The Hobbit, as written, had no women in it whatsoever. As for the LOTR trilogy, as written:
Arwen: basically a prize for Aragorn and a sad footnote.
Galadriel: one of the world’s great powers, made quite an impression, gave vital gifts: certainly important, but still essentially a passive character.
Luthien: during the trilogy, just someone in a song in a scene that doesn’t contribute to character advancement or plot.
Eowyn: the exception that proves the rule, maybe.
Shelob: if you want to count her, okay. “Crucial” I’m not so sure of; import to Sam’s story arc but she was basically just a lurking danger, like the Watcher in the Water, not exactly a strong character.
If you start counting the appendices and Silmarillion, Luthien is vitally important to history and one of the world’s boldest and most heroic adventurers, and Galadriel was basically present for almost everything that ever happened on Arda and the one who really held the White Council together. But who’s reading the Silmarillion to their five year old daughter?
Anyway. The thing about this story is it was the daughter’s idea that Bilbo was a girl.
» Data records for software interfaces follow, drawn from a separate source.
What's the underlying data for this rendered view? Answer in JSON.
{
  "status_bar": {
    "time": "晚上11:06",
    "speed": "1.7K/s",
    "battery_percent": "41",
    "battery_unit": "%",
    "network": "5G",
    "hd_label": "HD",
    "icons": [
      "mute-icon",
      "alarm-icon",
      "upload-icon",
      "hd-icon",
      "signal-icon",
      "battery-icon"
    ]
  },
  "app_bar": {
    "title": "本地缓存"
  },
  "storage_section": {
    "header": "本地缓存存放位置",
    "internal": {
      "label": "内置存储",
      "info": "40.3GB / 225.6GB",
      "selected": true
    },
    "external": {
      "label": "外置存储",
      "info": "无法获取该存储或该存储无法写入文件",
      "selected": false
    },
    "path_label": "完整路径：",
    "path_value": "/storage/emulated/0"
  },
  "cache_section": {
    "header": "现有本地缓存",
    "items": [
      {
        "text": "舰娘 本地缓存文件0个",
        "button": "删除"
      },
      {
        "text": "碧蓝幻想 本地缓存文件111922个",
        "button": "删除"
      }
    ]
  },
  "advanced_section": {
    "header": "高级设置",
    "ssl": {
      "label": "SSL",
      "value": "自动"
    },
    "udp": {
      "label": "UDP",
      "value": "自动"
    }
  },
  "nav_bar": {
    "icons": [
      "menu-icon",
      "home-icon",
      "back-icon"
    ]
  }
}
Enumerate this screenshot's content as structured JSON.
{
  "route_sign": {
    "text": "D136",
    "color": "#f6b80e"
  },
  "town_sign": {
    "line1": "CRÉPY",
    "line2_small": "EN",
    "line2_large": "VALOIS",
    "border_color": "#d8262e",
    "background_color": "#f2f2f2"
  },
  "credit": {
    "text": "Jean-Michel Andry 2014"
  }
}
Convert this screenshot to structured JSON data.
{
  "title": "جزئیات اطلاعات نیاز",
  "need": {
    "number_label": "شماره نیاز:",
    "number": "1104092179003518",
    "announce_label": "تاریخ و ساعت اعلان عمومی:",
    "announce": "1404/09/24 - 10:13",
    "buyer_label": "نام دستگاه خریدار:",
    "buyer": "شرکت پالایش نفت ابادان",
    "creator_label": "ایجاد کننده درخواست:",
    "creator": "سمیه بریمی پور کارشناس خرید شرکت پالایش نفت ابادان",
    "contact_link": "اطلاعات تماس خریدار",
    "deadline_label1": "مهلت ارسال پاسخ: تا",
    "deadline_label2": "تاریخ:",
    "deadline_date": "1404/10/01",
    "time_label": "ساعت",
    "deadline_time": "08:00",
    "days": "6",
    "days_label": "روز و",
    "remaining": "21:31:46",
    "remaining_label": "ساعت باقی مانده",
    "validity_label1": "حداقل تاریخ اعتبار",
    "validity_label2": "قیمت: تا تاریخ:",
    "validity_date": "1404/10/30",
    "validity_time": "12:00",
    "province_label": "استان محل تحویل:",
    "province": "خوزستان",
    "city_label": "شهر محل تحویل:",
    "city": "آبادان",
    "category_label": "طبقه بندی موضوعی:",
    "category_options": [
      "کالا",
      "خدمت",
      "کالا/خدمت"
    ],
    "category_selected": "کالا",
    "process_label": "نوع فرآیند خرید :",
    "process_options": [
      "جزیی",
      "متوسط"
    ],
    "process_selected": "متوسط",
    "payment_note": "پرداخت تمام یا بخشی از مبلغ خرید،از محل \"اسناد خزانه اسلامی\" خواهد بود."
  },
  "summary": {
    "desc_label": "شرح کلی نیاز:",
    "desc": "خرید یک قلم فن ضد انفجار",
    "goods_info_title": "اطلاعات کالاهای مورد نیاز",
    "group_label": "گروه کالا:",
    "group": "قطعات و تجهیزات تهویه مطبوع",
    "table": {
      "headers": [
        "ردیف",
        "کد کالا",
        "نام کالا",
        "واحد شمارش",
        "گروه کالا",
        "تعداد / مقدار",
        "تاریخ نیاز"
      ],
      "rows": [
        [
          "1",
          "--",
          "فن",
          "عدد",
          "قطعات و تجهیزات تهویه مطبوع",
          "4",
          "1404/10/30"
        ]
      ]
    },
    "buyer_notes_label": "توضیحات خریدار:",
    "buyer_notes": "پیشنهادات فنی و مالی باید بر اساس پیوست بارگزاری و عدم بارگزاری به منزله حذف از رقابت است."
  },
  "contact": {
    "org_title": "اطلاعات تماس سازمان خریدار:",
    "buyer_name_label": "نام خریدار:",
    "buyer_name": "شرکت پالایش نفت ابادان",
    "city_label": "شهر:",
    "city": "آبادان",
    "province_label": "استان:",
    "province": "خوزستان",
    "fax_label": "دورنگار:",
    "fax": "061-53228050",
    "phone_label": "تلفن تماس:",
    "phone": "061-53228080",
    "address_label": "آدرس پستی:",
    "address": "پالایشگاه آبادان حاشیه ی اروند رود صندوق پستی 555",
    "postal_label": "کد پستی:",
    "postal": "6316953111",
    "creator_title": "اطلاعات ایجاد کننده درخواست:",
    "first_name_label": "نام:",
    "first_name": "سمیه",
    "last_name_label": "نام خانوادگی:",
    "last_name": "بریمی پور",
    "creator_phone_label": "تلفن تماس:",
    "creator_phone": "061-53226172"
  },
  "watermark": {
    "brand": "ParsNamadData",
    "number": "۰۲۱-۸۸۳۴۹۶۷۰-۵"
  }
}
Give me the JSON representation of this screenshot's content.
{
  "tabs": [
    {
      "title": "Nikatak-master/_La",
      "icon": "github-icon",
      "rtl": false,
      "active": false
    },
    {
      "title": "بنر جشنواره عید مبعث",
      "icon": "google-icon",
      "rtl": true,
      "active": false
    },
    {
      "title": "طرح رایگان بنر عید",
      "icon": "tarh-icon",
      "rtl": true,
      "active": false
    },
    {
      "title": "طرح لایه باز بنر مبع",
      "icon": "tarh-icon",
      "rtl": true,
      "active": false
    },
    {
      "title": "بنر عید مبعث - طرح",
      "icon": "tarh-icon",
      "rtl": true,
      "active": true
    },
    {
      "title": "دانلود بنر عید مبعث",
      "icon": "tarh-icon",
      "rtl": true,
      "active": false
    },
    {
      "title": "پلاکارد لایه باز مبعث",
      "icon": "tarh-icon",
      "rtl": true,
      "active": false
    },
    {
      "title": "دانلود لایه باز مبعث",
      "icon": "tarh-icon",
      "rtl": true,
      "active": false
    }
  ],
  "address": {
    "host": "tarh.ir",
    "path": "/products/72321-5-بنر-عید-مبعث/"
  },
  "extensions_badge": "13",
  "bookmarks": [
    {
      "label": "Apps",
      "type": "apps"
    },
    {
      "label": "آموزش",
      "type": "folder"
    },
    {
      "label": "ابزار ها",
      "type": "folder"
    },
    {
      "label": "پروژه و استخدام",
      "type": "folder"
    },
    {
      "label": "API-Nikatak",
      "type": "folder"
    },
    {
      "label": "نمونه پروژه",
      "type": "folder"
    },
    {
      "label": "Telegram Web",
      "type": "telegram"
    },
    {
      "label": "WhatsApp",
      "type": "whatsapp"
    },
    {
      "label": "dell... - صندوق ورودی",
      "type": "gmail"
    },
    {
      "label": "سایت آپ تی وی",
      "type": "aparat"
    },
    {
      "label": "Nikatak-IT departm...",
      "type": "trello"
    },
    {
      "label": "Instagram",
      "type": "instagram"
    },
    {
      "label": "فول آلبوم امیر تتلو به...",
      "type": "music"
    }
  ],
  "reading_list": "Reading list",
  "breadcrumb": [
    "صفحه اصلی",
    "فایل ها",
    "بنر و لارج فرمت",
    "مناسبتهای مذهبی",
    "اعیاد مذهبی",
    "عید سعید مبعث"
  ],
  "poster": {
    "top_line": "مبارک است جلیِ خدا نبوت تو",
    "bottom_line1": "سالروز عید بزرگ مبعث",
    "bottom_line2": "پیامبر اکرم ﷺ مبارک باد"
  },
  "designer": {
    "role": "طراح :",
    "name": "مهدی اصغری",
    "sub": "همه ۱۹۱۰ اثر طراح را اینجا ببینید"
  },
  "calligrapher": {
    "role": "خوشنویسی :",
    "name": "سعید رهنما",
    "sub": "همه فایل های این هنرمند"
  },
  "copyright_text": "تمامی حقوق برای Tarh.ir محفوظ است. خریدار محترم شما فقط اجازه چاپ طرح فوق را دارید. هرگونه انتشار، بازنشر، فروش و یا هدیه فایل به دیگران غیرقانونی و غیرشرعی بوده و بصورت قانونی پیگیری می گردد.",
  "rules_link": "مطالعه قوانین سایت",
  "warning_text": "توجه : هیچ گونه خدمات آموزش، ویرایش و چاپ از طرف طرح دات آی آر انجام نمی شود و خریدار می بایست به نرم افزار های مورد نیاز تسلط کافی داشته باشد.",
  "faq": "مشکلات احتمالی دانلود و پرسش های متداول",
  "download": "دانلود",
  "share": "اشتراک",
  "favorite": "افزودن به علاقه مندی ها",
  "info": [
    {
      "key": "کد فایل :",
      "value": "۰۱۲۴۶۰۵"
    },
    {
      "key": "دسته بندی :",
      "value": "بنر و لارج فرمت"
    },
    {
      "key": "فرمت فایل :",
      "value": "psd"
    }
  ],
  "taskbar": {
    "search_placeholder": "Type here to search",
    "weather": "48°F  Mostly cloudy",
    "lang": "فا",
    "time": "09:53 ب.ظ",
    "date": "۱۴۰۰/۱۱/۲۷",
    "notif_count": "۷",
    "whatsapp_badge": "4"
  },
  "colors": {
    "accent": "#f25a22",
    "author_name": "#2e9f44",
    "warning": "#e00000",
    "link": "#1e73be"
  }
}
She wanted someone she could project herself into. It’d be one scary kid who chose either Shelob or Galadriel for that…